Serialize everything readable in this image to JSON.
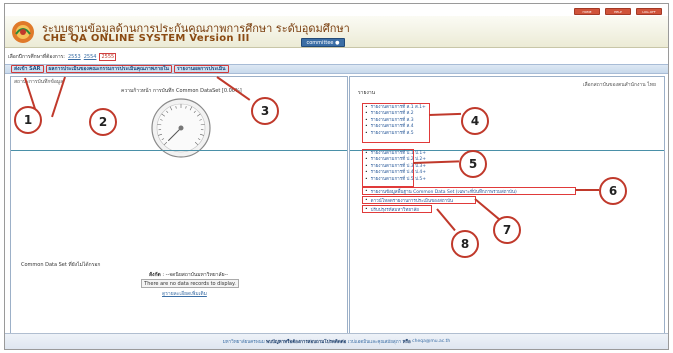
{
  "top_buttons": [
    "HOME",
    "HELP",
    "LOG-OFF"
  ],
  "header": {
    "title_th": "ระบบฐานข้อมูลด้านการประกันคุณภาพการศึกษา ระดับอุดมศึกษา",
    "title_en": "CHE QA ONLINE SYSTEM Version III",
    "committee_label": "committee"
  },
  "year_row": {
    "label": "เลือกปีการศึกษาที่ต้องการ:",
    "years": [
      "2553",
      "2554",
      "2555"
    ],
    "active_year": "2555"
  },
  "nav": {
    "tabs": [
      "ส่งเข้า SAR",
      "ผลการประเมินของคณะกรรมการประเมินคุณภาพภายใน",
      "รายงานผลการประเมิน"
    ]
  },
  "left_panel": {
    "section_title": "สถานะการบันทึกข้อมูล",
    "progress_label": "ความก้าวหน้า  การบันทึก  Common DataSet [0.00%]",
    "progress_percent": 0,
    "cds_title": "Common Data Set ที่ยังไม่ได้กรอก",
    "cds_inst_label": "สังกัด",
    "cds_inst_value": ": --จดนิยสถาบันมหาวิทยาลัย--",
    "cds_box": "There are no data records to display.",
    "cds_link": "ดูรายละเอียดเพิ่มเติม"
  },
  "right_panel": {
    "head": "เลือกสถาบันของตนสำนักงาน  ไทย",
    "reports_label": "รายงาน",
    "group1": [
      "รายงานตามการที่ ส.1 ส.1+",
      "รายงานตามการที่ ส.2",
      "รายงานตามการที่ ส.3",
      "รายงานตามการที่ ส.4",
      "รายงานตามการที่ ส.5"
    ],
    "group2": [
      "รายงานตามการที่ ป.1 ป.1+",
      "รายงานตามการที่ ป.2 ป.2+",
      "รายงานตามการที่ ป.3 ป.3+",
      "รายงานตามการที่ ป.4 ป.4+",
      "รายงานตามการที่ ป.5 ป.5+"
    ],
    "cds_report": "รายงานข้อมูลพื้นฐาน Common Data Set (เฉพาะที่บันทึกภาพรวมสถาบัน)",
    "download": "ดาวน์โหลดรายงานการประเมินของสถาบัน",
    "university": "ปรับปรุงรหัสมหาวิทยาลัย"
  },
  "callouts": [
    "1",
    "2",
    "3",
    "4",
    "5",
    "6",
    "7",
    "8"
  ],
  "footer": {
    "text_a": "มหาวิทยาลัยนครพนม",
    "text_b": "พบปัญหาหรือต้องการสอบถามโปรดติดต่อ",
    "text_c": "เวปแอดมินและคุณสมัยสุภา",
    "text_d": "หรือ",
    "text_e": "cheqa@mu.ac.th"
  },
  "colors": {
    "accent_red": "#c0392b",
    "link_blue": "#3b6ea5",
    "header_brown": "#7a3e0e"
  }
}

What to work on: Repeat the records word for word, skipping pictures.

Result for this task:
Serialize everything readable in this image to JSON.
{
  "top_buttons": [
    "HOME",
    "HELP",
    "LOG-OFF"
  ],
  "header": {
    "title_th": "ระบบฐานข้อมูลด้านการประกันคุณภาพการศึกษา ระดับอุดมศึกษา",
    "title_en": "CHE QA ONLINE SYSTEM Version III",
    "committee_label": "committee"
  },
  "year_row": {
    "label": "เลือกปีการศึกษาที่ต้องการ:",
    "years": [
      "2553",
      "2554",
      "2555"
    ],
    "active_year": "2555"
  },
  "nav": {
    "tabs": [
      "ส่งเข้า SAR",
      "ผลการประเมินของคณะกรรมการประเมินคุณภาพภายใน",
      "รายงานผลการประเมิน"
    ]
  },
  "left_panel": {
    "section_title": "สถานะการบันทึกข้อมูล",
    "progress_label": "ความก้าวหน้า  การบันทึก  Common DataSet [0.00%]",
    "progress_percent": 0,
    "cds_title": "Common Data Set ที่ยังไม่ได้กรอก",
    "cds_inst_label": "สังกัด",
    "cds_inst_value": ": --จดนิยสถาบันมหาวิทยาลัย--",
    "cds_box": "There are no data records to display.",
    "cds_link": "ดูรายละเอียดเพิ่มเติม"
  },
  "right_panel": {
    "head": "เลือกสถาบันของตนสำนักงาน  ไทย",
    "reports_label": "รายงาน",
    "group1": [
      "รายงานตามการที่ ส.1 ส.1+",
      "รายงานตามการที่ ส.2",
      "รายงานตามการที่ ส.3",
      "รายงานตามการที่ ส.4",
      "รายงานตามการที่ ส.5"
    ],
    "group2": [
      "รายงานตามการที่ ป.1 ป.1+",
      "รายงานตามการที่ ป.2 ป.2+",
      "รายงานตามการที่ ป.3 ป.3+",
      "รายงานตามการที่ ป.4 ป.4+",
      "รายงานตามการที่ ป.5 ป.5+"
    ],
    "cds_report": "รายงานข้อมูลพื้นฐาน Common Data Set (เฉพาะที่บันทึกภาพรวมสถาบัน)",
    "download": "ดาวน์โหลดรายงานการประเมินของสถาบัน",
    "university": "ปรับปรุงรหัสมหาวิทยาลัย"
  },
  "callouts": [
    "1",
    "2",
    "3",
    "4",
    "5",
    "6",
    "7",
    "8"
  ],
  "footer": {
    "text_a": "มหาวิทยาลัยนครพนม",
    "text_b": "พบปัญหาหรือต้องการสอบถามโปรดติดต่อ",
    "text_c": "เวปแอดมินและคุณสมัยสุภา",
    "text_d": "หรือ",
    "text_e": "cheqa@mu.ac.th"
  },
  "colors": {
    "accent_red": "#c0392b",
    "link_blue": "#3b6ea5",
    "header_brown": "#7a3e0e"
  }
}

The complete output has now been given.